***** DATA FOR REVIEW

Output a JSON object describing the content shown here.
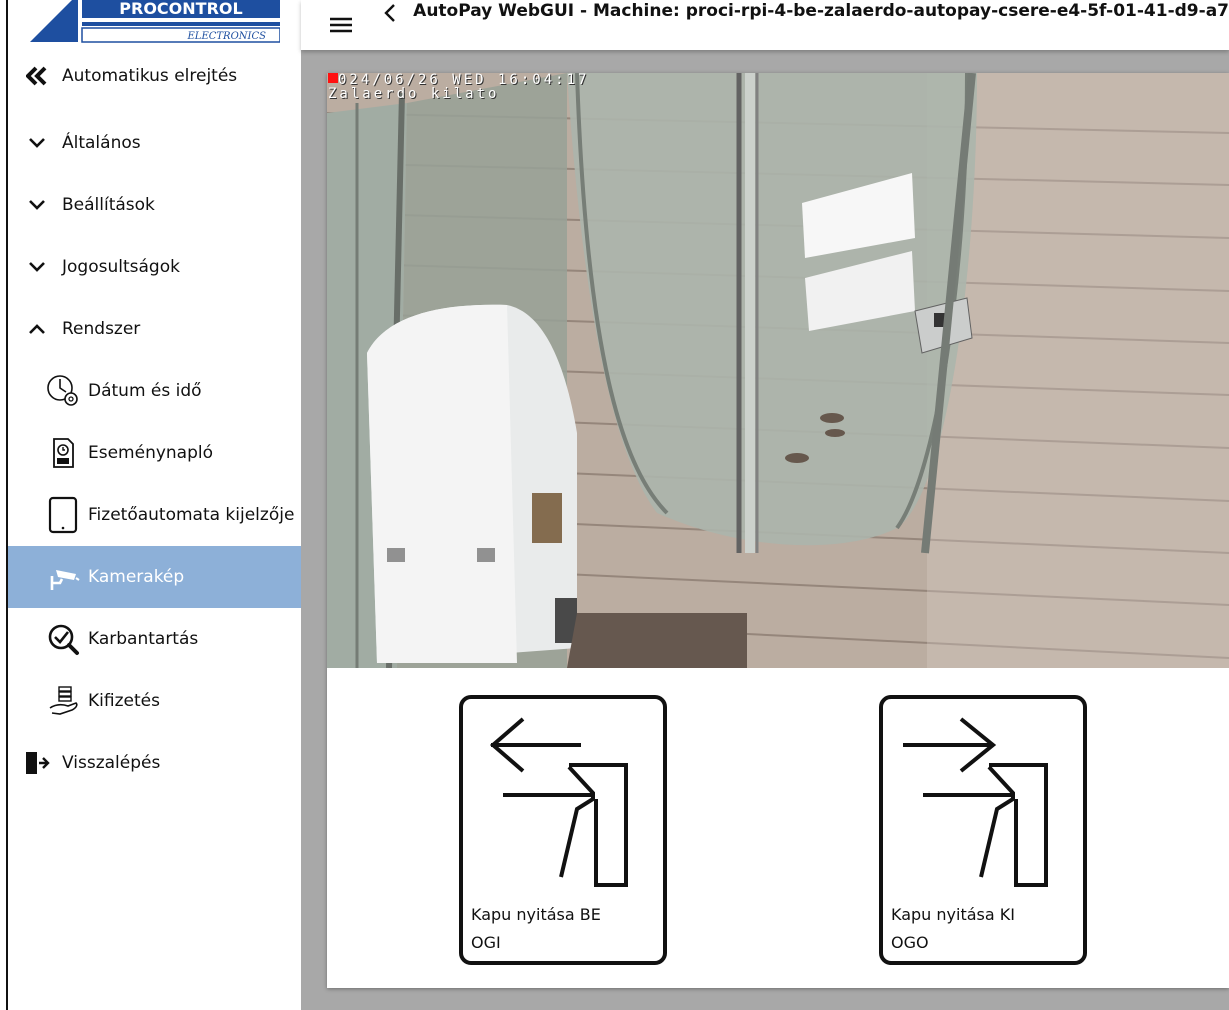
{
  "logo": {
    "brand": "PROCONTROL",
    "sub": "ELECTRONICS"
  },
  "sidebar": {
    "items": [
      {
        "name": "auto-hide",
        "label": "Automatikus elrejtés",
        "icon": "double-chevron-left-icon"
      },
      {
        "name": "general",
        "label": "Általános",
        "icon": "chevron-down-icon"
      },
      {
        "name": "settings",
        "label": "Beállítások",
        "icon": "chevron-down-icon"
      },
      {
        "name": "permissions",
        "label": "Jogosultságok",
        "icon": "chevron-down-icon"
      },
      {
        "name": "system",
        "label": "Rendszer",
        "icon": "chevron-up-icon"
      },
      {
        "name": "date-time",
        "label": "Dátum és idő",
        "icon": "clock-gear-icon"
      },
      {
        "name": "event-log",
        "label": "Eseménynapló",
        "icon": "log-file-icon"
      },
      {
        "name": "payment-display",
        "label": "Fizetőautomata kijelzője",
        "icon": "tablet-icon"
      },
      {
        "name": "camera-image",
        "label": "Kamerakép",
        "icon": "security-camera-icon",
        "active": true
      },
      {
        "name": "maintenance",
        "label": "Karbantartás",
        "icon": "wrench-check-icon"
      },
      {
        "name": "payout",
        "label": "Kifizetés",
        "icon": "hand-money-icon"
      },
      {
        "name": "logout",
        "label": "Visszalépés",
        "icon": "exit-door-icon"
      }
    ]
  },
  "topbar": {
    "title": "AutoPay WebGUI - Machine: proci-rpi-4-be-zalaerdo-autopay-csere-e4-5f-01-41-d9-a7"
  },
  "camera": {
    "osd_line1": "024/06/26 WED 16:04:17",
    "osd_line2": "Zalaerdo kilato"
  },
  "buttons": {
    "open_in_line1": "Kapu nyitása BE",
    "open_in_line2": "OGI",
    "open_out_line1": "Kapu nyitása KI",
    "open_out_line2": "OGO"
  },
  "colors": {
    "active_bg": "#8db0d8",
    "main_bg": "#a8a8a8"
  }
}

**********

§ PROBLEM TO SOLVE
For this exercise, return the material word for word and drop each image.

§ ANSWER AREA
Output a JSON object describing the content shown here.
{
  "logo": {
    "brand": "PROCONTROL",
    "sub": "ELECTRONICS"
  },
  "sidebar": {
    "items": [
      {
        "name": "auto-hide",
        "label": "Automatikus elrejtés",
        "icon": "double-chevron-left-icon"
      },
      {
        "name": "general",
        "label": "Általános",
        "icon": "chevron-down-icon"
      },
      {
        "name": "settings",
        "label": "Beállítások",
        "icon": "chevron-down-icon"
      },
      {
        "name": "permissions",
        "label": "Jogosultságok",
        "icon": "chevron-down-icon"
      },
      {
        "name": "system",
        "label": "Rendszer",
        "icon": "chevron-up-icon"
      },
      {
        "name": "date-time",
        "label": "Dátum és idő",
        "icon": "clock-gear-icon"
      },
      {
        "name": "event-log",
        "label": "Eseménynapló",
        "icon": "log-file-icon"
      },
      {
        "name": "payment-display",
        "label": "Fizetőautomata kijelzője",
        "icon": "tablet-icon"
      },
      {
        "name": "camera-image",
        "label": "Kamerakép",
        "icon": "security-camera-icon",
        "active": true
      },
      {
        "name": "maintenance",
        "label": "Karbantartás",
        "icon": "wrench-check-icon"
      },
      {
        "name": "payout",
        "label": "Kifizetés",
        "icon": "hand-money-icon"
      },
      {
        "name": "logout",
        "label": "Visszalépés",
        "icon": "exit-door-icon"
      }
    ]
  },
  "topbar": {
    "title": "AutoPay WebGUI - Machine: proci-rpi-4-be-zalaerdo-autopay-csere-e4-5f-01-41-d9-a7"
  },
  "camera": {
    "osd_line1": "024/06/26 WED 16:04:17",
    "osd_line2": "Zalaerdo kilato"
  },
  "buttons": {
    "open_in_line1": "Kapu nyitása BE",
    "open_in_line2": "OGI",
    "open_out_line1": "Kapu nyitása KI",
    "open_out_line2": "OGO"
  },
  "colors": {
    "active_bg": "#8db0d8",
    "main_bg": "#a8a8a8"
  }
}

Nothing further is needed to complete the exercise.